→ AIM OF THE EXERCISE
When the word "kind" shows up in a line of the records below, copy that line.
START LISTED RECORDS
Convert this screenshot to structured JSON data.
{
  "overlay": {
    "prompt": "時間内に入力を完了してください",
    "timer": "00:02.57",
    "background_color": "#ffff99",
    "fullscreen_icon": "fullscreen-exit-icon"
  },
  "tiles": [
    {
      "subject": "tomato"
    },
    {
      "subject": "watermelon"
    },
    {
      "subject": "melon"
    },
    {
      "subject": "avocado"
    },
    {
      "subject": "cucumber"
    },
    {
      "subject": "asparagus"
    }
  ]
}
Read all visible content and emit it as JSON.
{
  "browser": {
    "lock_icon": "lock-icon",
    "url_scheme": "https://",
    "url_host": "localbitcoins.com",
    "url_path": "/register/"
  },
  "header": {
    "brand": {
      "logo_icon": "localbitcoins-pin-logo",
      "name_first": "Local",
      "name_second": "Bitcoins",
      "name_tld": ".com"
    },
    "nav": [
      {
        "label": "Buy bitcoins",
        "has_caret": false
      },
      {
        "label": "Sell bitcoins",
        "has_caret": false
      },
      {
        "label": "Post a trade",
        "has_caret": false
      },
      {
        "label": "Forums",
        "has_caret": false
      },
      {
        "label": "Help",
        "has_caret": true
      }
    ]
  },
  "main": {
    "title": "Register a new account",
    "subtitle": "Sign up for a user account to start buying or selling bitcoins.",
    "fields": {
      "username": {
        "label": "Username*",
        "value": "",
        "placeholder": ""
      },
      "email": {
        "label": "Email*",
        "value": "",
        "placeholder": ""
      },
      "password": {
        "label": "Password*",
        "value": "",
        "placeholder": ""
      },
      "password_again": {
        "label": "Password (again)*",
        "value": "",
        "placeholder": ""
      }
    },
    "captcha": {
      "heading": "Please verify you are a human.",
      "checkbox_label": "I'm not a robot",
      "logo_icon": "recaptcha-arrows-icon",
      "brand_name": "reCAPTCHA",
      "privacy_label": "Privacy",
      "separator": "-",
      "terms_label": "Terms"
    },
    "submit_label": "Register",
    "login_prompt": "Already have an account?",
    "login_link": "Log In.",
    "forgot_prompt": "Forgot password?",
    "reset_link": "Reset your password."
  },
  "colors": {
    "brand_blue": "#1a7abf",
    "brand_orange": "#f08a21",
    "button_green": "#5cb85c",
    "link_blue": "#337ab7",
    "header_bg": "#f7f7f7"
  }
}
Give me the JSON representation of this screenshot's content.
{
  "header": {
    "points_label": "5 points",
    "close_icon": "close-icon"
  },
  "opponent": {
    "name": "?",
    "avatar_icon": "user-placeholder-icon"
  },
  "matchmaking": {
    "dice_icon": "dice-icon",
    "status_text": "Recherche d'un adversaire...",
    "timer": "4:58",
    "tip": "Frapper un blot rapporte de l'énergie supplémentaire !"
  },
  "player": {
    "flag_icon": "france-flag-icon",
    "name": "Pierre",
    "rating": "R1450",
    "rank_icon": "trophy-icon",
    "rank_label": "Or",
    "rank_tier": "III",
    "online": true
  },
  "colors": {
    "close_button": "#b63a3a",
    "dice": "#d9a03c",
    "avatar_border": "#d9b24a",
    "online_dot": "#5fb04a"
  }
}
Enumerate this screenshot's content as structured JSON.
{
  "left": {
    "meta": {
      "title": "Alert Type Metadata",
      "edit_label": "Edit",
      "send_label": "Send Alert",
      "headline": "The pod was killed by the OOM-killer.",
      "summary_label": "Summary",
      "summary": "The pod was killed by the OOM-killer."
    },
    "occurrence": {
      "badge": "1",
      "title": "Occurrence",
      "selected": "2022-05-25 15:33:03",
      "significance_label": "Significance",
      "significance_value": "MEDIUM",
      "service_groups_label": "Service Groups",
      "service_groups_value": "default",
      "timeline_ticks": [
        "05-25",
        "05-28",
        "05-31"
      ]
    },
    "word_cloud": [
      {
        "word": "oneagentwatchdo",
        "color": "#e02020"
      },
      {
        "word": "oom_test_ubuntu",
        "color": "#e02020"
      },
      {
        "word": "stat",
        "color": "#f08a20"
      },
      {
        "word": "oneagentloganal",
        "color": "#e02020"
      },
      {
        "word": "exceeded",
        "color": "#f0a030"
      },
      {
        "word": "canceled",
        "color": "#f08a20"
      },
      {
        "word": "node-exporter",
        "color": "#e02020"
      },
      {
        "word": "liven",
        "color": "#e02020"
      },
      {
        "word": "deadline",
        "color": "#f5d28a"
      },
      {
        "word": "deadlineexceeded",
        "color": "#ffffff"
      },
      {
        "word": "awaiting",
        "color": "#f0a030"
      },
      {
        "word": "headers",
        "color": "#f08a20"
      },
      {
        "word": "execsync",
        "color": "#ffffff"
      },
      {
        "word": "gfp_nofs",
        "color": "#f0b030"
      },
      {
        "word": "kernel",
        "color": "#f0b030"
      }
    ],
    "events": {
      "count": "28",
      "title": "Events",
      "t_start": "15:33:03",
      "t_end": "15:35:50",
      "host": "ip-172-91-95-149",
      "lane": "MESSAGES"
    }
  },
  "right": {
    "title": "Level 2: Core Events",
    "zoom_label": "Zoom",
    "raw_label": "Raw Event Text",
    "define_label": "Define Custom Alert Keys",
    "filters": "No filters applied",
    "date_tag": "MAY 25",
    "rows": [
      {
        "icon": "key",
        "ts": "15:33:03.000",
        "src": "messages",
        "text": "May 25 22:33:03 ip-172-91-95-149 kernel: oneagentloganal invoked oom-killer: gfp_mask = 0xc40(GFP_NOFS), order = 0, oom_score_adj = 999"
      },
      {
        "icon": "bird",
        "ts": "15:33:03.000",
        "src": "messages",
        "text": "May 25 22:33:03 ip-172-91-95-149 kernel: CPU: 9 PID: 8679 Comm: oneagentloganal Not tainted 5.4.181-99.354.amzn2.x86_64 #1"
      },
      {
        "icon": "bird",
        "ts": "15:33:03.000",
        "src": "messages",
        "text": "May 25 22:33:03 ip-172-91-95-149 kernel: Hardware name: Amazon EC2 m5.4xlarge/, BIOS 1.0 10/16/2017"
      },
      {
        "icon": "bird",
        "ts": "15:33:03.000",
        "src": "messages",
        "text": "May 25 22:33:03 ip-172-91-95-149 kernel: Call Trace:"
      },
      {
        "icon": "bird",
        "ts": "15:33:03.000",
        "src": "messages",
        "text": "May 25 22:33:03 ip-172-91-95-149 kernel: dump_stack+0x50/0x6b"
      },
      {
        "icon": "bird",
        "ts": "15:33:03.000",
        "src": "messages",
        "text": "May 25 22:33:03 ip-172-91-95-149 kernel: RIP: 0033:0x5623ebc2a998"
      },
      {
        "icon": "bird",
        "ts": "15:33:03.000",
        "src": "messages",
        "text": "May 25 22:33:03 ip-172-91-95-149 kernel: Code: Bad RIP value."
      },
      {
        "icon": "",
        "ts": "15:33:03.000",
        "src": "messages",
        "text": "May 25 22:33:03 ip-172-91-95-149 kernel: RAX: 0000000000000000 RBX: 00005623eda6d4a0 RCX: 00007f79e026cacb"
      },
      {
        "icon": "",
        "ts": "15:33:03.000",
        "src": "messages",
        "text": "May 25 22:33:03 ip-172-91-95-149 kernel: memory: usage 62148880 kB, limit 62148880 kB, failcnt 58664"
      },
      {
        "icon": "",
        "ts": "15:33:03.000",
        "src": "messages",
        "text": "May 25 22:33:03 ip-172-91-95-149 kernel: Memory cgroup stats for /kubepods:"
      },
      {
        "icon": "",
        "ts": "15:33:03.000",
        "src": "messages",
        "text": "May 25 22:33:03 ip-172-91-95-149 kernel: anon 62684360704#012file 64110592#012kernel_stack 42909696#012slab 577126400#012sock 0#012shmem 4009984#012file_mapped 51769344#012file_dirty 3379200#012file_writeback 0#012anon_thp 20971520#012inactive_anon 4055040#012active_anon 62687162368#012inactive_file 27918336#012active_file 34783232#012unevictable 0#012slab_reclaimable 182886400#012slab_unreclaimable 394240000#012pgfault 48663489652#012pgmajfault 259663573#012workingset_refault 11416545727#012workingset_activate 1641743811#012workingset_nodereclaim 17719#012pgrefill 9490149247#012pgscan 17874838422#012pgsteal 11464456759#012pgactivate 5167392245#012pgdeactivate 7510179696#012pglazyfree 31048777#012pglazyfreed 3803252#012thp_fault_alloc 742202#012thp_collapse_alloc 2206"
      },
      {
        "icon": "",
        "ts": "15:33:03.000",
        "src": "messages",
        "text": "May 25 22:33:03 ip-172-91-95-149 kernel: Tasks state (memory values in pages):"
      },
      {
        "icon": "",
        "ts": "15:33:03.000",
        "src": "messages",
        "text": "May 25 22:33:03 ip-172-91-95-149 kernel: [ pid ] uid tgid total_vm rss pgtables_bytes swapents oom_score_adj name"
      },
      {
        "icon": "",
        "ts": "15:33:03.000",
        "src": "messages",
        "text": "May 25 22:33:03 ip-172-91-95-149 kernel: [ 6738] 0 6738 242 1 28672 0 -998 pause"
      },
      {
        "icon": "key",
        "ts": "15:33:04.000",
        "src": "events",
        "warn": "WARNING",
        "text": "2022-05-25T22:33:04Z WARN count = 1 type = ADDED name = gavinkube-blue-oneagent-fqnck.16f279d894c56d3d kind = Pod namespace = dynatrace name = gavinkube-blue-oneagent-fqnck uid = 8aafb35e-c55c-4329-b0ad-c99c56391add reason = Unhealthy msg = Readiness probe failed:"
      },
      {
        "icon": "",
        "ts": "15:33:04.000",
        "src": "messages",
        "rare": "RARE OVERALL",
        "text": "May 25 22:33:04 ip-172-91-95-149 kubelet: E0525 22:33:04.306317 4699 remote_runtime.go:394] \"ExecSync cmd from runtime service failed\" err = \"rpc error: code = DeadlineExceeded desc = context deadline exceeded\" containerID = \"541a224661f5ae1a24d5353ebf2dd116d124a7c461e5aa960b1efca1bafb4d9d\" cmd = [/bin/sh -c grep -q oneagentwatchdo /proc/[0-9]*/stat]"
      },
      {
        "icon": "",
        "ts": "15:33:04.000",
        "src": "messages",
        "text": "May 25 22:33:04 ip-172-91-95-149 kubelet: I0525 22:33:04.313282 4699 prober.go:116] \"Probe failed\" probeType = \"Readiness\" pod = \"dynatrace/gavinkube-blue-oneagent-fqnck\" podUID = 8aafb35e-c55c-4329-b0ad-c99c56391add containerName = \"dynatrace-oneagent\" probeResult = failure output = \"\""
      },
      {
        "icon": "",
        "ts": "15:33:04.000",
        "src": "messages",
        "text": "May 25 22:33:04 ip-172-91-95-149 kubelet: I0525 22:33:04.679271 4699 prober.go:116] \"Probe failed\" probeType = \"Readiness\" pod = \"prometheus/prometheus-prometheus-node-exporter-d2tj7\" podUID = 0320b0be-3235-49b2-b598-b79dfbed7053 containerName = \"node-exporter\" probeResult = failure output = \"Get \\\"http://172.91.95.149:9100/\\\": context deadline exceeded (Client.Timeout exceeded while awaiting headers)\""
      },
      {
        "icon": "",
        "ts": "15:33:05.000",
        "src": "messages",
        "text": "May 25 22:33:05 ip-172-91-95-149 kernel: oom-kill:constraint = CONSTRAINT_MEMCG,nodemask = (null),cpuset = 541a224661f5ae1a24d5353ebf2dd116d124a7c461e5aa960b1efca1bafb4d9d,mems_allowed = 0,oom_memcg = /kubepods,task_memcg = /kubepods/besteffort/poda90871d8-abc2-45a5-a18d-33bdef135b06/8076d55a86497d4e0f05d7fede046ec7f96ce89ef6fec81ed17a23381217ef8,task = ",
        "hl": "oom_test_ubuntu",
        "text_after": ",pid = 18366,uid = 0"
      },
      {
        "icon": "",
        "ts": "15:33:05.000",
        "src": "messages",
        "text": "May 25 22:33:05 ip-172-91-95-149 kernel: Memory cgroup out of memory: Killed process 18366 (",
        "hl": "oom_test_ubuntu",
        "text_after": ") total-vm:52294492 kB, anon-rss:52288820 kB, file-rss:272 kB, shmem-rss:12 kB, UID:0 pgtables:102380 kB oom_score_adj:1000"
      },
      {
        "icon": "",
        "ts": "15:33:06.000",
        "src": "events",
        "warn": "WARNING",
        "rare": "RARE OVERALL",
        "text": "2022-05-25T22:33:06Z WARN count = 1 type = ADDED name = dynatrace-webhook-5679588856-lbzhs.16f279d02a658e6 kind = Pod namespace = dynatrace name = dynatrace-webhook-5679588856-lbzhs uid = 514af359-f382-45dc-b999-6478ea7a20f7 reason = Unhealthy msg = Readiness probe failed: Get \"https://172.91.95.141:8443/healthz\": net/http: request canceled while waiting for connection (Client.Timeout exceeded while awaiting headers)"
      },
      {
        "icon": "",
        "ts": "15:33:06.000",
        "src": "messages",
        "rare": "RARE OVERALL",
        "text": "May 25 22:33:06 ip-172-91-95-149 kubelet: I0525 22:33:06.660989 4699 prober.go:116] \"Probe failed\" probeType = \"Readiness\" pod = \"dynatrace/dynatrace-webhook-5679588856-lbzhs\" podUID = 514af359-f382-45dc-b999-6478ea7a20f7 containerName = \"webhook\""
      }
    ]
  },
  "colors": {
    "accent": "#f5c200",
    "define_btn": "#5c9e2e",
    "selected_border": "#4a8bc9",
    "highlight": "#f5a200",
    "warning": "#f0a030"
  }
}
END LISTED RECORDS
→ ANSWER BOX
        "text": "2022-05-25T22:33:04Z WARN count = 1 type = ADDED name = gavinkube-blue-oneagent-fqnck.16f279d894c56d3d kind = Pod namespace = dynatrace name = gavinkube-blue-oneagent-fqnck uid = 8aafb35e-c55c-4329-b0ad-c99c56391add reason = Unhealthy msg = Readiness probe failed:"
        "text": "2022-05-25T22:33:06Z WARN count = 1 type = ADDED name = dynatrace-webhook-5679588856-lbzhs.16f279d02a658e6 kind = Pod namespace = dynatrace name = dynatrace-webhook-5679588856-lbzhs uid = 514af359-f382-45dc-b999-6478ea7a20f7 reason = Unhealthy msg = Readiness probe failed: Get \"https://172.91.95.141:8443/healthz\": net/http: request canceled while waiting for connection (Client.Timeout exceeded while awaiting headers)"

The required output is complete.